Grant founded Doulas of Northeast Oklahoma in 1993, and for 40 years has worked as a nurse, doula, breast feeding educator, teacher to newborn parents - and the person in the room for the most important day of so many lives.
She has nearly 1,000 Christmas cards at home, many from families whose babies she remembers by name and weight.
"I keep track of all my babies - all their names and dates," she said. "Now, of course, I've done a couple that I've helped with their kids' kids."
She remembers vividly the nurses who helped deliver her two children - ages 26 and 29 now. And the days when dads weren't even allowed in the delivery room (but a 12-year-old candy striper, sure).
The first time she witnessed a man being allowed to watch his wife give birth, she remembers the hospital staff making him scrub his chest hair.
"They were so afraid," she laughed. "I am thrilled that we have figured out that we need dads to be there."
Now, it's more of a family unit in the hospital delivery wing, with dads and grandparents getting to be involved.
"And that's the way it really should be," she said.
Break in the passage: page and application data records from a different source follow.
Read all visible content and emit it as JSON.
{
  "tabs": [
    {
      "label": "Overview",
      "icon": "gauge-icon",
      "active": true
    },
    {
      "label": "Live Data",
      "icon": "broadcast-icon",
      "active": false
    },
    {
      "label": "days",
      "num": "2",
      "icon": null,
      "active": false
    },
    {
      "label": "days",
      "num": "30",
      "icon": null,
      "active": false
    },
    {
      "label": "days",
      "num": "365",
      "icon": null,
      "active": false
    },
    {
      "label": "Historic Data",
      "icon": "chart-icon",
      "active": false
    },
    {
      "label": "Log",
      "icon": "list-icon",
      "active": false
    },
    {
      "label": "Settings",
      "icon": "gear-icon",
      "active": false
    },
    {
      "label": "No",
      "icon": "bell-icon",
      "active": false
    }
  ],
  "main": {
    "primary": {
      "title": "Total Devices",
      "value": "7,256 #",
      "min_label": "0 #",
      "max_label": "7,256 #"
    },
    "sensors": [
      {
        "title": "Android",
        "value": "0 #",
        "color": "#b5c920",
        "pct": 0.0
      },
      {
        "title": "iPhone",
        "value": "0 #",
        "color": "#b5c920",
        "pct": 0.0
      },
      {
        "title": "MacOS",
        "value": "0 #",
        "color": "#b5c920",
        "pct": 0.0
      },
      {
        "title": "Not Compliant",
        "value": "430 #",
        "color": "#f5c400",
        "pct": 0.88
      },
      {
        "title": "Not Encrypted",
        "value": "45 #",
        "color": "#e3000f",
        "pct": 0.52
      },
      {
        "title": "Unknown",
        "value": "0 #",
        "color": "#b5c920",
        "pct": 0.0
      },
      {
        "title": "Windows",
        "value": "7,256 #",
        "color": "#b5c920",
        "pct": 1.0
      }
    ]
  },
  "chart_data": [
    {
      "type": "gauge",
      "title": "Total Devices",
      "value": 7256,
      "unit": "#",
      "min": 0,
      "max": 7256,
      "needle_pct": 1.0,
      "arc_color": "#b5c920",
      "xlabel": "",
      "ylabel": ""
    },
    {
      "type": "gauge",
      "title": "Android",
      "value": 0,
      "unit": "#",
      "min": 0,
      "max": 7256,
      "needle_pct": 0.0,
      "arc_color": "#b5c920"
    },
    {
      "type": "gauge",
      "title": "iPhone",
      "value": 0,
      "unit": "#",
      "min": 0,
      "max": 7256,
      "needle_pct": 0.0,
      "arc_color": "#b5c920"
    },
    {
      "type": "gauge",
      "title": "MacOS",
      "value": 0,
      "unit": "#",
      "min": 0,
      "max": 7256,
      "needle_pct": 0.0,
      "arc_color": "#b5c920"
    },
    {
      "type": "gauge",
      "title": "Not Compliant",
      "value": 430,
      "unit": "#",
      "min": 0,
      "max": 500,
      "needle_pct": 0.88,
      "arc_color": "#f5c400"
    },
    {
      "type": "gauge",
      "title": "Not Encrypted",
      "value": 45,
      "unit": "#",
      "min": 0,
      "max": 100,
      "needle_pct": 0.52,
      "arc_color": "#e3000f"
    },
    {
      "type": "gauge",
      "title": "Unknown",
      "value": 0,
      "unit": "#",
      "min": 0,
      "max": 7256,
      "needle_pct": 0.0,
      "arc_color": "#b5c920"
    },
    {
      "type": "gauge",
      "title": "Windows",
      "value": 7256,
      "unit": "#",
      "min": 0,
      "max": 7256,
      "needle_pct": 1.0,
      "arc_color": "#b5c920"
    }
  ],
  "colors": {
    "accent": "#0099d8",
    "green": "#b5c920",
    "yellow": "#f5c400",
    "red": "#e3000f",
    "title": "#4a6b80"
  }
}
At St. John Owasso, where Grant teaches classes, young candy stripers help her now. One of her candy stripers has gone on to medical school, training to be an obstetrician/gynecologist.
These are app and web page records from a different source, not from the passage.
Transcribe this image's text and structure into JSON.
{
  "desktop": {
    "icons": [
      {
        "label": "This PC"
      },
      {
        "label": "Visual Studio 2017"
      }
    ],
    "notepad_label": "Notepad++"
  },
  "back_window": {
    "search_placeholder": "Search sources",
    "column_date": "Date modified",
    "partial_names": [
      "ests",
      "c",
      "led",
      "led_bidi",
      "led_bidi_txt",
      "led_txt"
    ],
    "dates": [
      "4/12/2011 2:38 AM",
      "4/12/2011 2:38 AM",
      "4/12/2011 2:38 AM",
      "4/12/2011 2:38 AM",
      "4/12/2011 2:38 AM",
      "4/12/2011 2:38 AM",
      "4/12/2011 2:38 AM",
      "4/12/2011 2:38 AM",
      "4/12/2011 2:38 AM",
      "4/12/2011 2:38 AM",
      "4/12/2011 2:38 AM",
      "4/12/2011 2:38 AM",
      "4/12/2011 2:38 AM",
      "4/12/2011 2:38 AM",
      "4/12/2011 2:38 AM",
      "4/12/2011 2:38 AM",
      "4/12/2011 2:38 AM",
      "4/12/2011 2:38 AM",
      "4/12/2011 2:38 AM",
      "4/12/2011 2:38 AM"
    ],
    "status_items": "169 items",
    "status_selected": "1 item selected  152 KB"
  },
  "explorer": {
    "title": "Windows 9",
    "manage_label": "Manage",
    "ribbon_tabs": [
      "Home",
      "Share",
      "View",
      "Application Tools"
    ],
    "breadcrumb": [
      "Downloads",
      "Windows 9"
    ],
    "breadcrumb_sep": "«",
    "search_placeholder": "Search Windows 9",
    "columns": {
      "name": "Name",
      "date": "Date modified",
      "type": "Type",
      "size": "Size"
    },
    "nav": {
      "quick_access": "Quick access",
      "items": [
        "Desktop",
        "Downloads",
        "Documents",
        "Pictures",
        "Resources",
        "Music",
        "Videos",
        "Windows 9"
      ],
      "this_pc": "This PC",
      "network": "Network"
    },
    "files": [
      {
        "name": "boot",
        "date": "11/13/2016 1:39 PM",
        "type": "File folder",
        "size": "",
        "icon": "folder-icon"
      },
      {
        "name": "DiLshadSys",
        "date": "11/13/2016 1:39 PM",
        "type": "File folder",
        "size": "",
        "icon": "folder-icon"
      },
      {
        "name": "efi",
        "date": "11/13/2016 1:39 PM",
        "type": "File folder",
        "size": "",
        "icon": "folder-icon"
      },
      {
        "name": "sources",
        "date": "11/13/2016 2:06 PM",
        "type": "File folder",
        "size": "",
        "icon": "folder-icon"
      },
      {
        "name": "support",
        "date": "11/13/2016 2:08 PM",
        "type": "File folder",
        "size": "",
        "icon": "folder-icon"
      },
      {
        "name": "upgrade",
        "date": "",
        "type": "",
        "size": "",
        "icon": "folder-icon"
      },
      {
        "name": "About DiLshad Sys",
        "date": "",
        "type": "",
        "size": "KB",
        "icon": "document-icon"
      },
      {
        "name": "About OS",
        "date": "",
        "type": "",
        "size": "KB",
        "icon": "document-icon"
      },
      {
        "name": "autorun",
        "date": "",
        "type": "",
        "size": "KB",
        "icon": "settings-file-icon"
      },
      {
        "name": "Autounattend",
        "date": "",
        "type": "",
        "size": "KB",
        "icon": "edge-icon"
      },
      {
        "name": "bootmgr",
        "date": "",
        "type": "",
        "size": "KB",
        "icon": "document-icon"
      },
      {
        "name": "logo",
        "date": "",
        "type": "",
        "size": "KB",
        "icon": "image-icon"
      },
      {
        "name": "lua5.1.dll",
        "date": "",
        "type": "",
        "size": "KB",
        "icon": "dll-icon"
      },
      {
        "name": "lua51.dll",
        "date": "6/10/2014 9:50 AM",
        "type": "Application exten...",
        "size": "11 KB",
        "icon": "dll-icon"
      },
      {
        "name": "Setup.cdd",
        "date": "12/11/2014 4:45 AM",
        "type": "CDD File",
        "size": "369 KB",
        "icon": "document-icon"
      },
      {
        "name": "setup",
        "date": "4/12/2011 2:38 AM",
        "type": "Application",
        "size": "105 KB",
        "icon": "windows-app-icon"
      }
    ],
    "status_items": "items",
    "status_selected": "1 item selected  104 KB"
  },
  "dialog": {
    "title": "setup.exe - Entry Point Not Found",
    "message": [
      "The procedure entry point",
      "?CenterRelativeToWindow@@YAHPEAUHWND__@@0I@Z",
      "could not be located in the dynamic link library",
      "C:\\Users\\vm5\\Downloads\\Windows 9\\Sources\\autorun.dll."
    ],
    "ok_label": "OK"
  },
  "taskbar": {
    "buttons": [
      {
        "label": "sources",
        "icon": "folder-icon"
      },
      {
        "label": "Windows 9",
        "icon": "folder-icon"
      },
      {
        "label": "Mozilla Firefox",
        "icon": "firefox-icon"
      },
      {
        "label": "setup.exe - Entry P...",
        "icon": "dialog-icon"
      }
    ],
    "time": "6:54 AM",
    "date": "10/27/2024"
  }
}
Make a difference in somebody's life, she tells the candy stripers and nurses she teaches - and anyone who listens.
"That's all you leave here," she said.
Living through the pain
In 1997, Grant worked at another local hospital's labor and delivery unit.
One day, she was holding a stretcher, getting ready to push the elevator button to head to a different floor.
Someone asked her a question, and she turned her head to answer.
Her hand instinctively reached for where the button always was - but on this day, her hand touched a bare live wire instead, sending a 220-volt shock through her body.
It fried her central nervous system, leaving her wheelchair-bound with reflex sympathetic dystrophy - meaning she suffers severe, burning pain throughout her entire body.
"It feels like someone threw gasoline on you and set you on fire," she said. "Just constant, horrible, awful pain."
She had to stop working for several years, which was the worst part. She wrote books, but her job was her calling.
For those with 100 percent total body reflex sympathy dystrophy, the suicide rate is 80 percent, Grant said.
Doctors told her she might live five years, if that.
"I just know when I get to heaven I won't feel that (pain) anymore," she said. "I always said it was a blessing because it was me and not someone else."
Because she would prove them wrong.
"God allows me to get up out of bed," she said.
She kept going. And one day, in 2006, she got a job offer from St. John Medical Center to go back to doing what she loved.
"I really believe that this has given me back the gift of life," she said.
She can't technically leave footprints anymore, but she can leave tracks.
"I get around a little bit different - and faster," she said. "But it's nice because when I get in the woman's room and hold her hand and help her breathe, I already have a chair."
Grant tells people she's lived 10 years past her "expiration date."
"It's God's grace and God gives me the strength to keep going," she said.
Within the past year, however, her health has started to go downhill.
She's suffering from chronic obstructive pulmonary disease and congestive heart failure - meaning her heart cannot pump enough blood for her body and simply breathing has become difficult.
Grant works only about 10-12 hours each month now, and she has an assistant to help her teach. It's hard for her to ask for help, she admitted.
But there are still babies to be born, parents to help, flashbulbs to go off - footprints to leave.
"There's a reason I'm still here," she said.
Original Print Headline: Leaving tracks
Cary Aspinwall 918-581-8477
Cheri Grant (right) teaches a class for expectant mothers with help from volunteer Kimberly Mejia at St. John Owasso. Grant, who witnessed her first live birth as a candy striper at age 12, now leads the child-rearing program. MATT BARNARD / Tulsa World
Cheri Grant (right) teaches a class for expectant mothers with help from volunteer Kimberly Mejia at St. John Owasso. MATT BARNARD/Tulsa World